The Vycle is what you end up with by combining a bike and a lift. As the video below shows, a person sits on the Vycle, just like the would a bike and starts pedalling. But instead of moving forward they move upward. Want to descend? Pedal in the opposite direction.

As Dezeen explains, the Vycle works by using counterweights meaning that the user is only turning the pedals to lift their own weight. There's also a number of advantages to this system over a traditional powered lift. For one, it takes up much less space and is significantly cheaper because it's a manual system relying on weights and cables. It's also a healthy option due to the cycling involved, but is still easier than climbing several flights of stairs. And of course, it continues to work even when there's no power.

As well as saving space, cutting costs and promoting physical activity, Larriba believes her Vycle will help to reintroduce, "the sense of flow and community." She also thinks it could be very useful during the construction of new buildings for efficient travel up and down a structure by workers.

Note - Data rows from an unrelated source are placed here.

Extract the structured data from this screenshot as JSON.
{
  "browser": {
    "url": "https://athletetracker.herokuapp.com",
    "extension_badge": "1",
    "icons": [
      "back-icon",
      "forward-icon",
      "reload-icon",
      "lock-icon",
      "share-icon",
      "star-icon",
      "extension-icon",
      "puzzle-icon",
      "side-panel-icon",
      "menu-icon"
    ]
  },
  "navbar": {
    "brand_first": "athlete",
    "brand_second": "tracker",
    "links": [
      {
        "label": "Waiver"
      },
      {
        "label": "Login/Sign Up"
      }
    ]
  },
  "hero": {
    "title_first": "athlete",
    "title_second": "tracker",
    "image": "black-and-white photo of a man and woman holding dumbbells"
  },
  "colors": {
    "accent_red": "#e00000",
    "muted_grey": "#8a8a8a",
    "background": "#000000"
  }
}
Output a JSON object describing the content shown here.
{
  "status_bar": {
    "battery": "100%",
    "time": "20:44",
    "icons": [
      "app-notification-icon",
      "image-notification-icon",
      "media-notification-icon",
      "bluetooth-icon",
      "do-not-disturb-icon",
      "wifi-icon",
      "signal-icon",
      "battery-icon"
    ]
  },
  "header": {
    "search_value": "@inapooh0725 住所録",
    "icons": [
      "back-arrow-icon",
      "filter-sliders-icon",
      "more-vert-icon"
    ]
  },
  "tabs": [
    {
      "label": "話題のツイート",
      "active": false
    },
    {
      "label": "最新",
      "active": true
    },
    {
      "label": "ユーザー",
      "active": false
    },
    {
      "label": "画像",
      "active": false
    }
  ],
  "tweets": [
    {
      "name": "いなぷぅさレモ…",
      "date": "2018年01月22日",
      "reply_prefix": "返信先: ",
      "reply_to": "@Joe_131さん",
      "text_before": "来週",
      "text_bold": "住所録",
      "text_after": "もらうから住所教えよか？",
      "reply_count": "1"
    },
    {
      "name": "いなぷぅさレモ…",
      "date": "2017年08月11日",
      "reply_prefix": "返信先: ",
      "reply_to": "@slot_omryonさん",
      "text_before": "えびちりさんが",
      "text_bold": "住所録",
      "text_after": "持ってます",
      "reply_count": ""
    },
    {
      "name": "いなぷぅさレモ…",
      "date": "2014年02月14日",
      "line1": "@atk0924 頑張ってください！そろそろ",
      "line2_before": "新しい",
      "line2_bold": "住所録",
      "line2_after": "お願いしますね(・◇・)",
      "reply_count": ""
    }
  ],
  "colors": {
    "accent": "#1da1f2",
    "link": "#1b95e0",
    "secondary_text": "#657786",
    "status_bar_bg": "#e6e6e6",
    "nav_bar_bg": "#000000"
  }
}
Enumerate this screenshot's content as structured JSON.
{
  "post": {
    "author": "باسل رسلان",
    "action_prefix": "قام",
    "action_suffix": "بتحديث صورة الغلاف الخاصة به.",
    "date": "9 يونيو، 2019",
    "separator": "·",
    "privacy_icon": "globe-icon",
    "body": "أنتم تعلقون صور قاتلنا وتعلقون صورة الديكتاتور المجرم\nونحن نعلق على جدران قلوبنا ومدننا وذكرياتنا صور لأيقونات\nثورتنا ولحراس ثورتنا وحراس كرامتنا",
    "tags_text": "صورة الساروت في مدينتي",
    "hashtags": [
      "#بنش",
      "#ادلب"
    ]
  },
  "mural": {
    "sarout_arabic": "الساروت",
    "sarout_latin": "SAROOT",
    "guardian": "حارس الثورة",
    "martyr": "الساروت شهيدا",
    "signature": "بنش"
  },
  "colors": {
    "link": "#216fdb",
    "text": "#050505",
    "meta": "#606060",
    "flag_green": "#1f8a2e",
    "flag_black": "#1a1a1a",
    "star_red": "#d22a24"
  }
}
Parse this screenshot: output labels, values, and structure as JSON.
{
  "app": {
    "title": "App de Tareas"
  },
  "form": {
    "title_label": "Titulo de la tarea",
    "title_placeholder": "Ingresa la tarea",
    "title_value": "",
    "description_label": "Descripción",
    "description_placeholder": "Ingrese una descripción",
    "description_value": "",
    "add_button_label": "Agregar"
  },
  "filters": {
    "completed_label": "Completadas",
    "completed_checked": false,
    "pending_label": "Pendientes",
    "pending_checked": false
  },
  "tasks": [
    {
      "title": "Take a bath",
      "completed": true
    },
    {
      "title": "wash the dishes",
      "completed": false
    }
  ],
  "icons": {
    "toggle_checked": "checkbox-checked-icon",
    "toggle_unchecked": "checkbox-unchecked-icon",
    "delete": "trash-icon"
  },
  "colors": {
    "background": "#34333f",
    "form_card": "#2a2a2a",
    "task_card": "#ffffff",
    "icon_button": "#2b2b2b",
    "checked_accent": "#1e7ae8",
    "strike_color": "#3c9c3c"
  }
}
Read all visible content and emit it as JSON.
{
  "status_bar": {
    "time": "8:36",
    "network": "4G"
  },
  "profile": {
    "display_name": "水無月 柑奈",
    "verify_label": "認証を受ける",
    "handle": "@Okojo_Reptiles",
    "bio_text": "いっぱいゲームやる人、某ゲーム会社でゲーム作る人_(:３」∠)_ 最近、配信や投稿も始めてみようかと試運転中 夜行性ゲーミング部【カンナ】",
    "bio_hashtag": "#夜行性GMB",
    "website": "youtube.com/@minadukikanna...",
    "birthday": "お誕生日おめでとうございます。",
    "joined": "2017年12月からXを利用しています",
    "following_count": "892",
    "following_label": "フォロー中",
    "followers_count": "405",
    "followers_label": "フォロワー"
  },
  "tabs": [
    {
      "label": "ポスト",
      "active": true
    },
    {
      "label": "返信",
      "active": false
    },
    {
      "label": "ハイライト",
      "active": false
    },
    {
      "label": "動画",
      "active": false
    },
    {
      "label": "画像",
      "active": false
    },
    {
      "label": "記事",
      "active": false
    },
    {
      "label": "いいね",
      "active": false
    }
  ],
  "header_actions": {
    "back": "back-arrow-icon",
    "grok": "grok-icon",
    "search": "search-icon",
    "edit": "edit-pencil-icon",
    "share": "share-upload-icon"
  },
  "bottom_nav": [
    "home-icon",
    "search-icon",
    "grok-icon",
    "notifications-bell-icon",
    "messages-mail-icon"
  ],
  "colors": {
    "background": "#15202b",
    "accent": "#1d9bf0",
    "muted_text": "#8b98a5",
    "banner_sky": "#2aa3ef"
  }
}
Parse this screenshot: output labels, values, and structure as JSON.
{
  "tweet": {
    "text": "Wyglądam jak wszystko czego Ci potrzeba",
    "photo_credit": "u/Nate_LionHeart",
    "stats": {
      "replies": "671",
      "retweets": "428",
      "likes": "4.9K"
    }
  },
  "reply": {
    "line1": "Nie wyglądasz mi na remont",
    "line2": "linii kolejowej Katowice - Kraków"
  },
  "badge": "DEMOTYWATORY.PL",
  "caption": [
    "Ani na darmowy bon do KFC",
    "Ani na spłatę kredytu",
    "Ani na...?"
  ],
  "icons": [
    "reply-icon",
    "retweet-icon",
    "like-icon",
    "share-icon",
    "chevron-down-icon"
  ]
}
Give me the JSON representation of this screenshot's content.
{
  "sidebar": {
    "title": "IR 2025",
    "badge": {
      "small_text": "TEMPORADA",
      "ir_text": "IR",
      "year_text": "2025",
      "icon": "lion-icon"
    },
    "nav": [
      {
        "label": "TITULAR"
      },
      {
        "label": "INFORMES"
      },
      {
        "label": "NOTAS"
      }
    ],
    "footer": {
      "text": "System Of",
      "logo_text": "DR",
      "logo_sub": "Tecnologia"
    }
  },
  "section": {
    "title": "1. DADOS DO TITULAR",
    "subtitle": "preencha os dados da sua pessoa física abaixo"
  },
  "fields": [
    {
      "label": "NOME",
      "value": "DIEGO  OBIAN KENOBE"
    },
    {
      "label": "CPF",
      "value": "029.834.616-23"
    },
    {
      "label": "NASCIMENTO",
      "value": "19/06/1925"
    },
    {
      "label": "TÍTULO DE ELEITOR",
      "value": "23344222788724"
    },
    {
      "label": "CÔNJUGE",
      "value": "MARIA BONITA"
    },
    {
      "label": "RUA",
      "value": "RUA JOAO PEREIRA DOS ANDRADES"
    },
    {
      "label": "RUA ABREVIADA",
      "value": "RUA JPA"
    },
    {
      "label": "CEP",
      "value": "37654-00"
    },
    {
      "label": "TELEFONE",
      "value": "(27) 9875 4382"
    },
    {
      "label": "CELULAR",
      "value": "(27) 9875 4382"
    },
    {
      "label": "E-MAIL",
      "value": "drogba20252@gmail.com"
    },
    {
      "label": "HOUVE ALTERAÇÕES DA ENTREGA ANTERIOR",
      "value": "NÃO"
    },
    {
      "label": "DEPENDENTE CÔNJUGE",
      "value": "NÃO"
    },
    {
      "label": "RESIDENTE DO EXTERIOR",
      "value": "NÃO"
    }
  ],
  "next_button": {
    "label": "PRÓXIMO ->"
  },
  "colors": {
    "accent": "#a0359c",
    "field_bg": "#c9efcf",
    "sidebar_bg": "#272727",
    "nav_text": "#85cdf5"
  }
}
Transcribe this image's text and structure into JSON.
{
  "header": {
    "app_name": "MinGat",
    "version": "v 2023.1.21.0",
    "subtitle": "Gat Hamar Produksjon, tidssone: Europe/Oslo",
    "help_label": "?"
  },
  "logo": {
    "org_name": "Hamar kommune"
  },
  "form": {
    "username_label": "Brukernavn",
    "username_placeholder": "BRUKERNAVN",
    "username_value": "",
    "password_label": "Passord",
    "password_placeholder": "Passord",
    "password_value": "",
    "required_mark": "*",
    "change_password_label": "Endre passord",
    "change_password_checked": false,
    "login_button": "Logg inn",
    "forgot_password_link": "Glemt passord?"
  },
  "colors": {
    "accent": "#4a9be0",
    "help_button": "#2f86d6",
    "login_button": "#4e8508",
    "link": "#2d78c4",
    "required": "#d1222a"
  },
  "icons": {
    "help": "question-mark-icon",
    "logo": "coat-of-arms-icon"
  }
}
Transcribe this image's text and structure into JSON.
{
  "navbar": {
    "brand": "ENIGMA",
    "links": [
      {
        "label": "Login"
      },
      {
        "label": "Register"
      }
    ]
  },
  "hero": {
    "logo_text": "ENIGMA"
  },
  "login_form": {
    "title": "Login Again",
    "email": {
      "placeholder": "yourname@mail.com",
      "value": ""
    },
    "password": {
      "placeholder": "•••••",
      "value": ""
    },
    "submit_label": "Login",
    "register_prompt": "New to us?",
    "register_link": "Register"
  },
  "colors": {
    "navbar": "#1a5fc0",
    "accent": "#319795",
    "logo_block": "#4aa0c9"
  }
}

The Vycle is patent pending and while I don't see it replacing the lift or stairs in buildings, I can see it being added to buildings as a third option. I think it needs a few improvements, though. For example, what happens if someone returns to their apartment building with several bags of shopping? There's also a safety concern that needs to be addressed with regards to the potential to fall off.


More from PCMag

Next Article:
Are Autonomous Vehicle Tests a Public Ha...
OK

This website uses cookies to allow us to see how our website and related online services are being used. By continuing to use this website, you consent to our cookie collection. More information about how we collect cookies is found here.